**What to work on**
Which lines in the data below contain the word "минут"? Pull each of them out.

**Extracted entries**

========================================================================

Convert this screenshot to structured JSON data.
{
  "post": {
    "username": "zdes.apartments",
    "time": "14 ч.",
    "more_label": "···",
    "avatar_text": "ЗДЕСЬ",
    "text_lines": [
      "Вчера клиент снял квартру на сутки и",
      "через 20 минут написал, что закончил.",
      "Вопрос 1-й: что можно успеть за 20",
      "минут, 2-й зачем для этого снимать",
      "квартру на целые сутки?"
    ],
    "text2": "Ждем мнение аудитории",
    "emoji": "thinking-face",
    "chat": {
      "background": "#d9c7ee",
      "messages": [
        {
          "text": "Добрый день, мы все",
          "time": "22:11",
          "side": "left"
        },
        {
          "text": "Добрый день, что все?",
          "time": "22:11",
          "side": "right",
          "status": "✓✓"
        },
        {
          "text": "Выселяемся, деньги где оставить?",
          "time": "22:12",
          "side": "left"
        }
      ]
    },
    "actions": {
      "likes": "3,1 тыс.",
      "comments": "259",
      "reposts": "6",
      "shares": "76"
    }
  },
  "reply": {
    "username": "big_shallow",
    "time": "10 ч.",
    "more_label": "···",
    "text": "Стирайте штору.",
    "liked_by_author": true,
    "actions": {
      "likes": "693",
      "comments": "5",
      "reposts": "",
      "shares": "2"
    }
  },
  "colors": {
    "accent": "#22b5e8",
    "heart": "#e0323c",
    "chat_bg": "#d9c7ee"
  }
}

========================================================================

**Result of this exercise**
      "через 20 минут написал, что закончил.",
      "минут, 2-й зачем для этого снимать",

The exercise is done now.